  • In many ways New Orleans seems like a foreign city that's been unceremoniously dropped into the US. Be grateful for it. Don't wish it was something else.
  • You will meet an enormous variety of people at Tales of the Cocktail. In one way or another, all will have an interest in spirits and/or cocktails. It is entirely worthwhile to talk to as many as your time and energy permit. Buy them a drink. Let them buy you a drink. Get their card- you'll probably want to talk to some of them after you go home (even if it's just to beg them not to put certain photos on Facebook).
  • New Orleans in July is punishingly hot and humid. If you haven't experienced New Orleans at the height of Summer, here's a simple way you can simulate it at home: Soak a sleeping bag in salt water. Place it in a 300-degree oven for 15 minutes, and then pull it over your head. Now go stand in the attic. (Bear this in mind when someone in your group asks you to leave the comfy, air-conditioned confines of your current location by yelling, "Hey, let's go to [insert bar name here]! It's only 6 blocks...we can walk!)
  • Things in New Orleans don't move very quickly. This also applies to service at restaurants. While New Orleans is home to some of the finest eateries on the planet, you should not expect your food to arrive at the same speed it does elsewhere. Ordering in pizza while waiting for your appetizer is a good strategy.
  • Speaking of eating, people in New Orleans consume a truly astounding amount of pork. It is a little-known fact that if you release a live pig within city limits it will be set upon by and devoured by locals before it makes it 50 yards. (This may have something to do with being allowed to drink in public).

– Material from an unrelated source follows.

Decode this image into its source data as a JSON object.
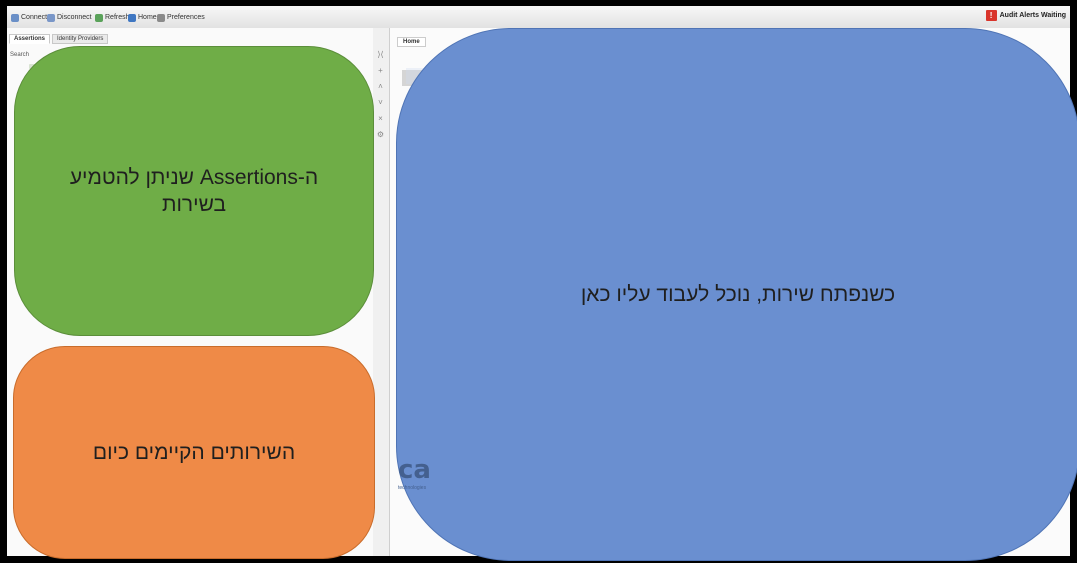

  • Speaking of drinking in public: You are permitted to drink alcohol openly on the streets of New Orleans. As far as I'm concerned, this alone marks New Orleans as one of the most progressive, forward-thinking municipalities in the entire US (if not the world). I suggest you take advantage of this allowance whenever addition to improving your overall demeanor, it helps take your mind off how hot it is.
  • On a related note, I'd suggest bringing a flask with you to Tales of the Cocktail. The Monteleone plays host to several tasting rooms throughout the event, and it's a common practice to "flask up" at these if you find something to your liking. Securing a small measure of spirits for later can prove crucial to your survival should you find yourself in need of a bracing tipple with no liquor vendor readily at hand (This sounds like an impossibility in a place like New Orleans, but why take chances?)
  • Speaking of the Monteleone, do yourself a favor and get up to the rooftop pool. It's where many people involved with Tales of the Cocktail go to unplug, unwind and otherwise catch a break. TotC is an intense, often frenzied event, and the pool serves as a nice little oasis where everyone can detach themselves from the maelstrom. Have a chat, enjoy a nice drink and maybe do a little business. You never know who you'll see up there...It's just like the cantina in Star Wars, except no one's getting their arm sliced off.
  • If you find yourself wondering why New Orleans is aggressively weird and beautiful in equal measure, keep in mind one word: Absinthe.
  • In addition to availing yourself of the various alcoholic offerings at TotC, do these things: Eat regularly. Sleep when you can. Drink water. See what's around that corner. Be polite.

Thanks for drinking! (and I'll see you at Tales!)

~ Dr. Bamboo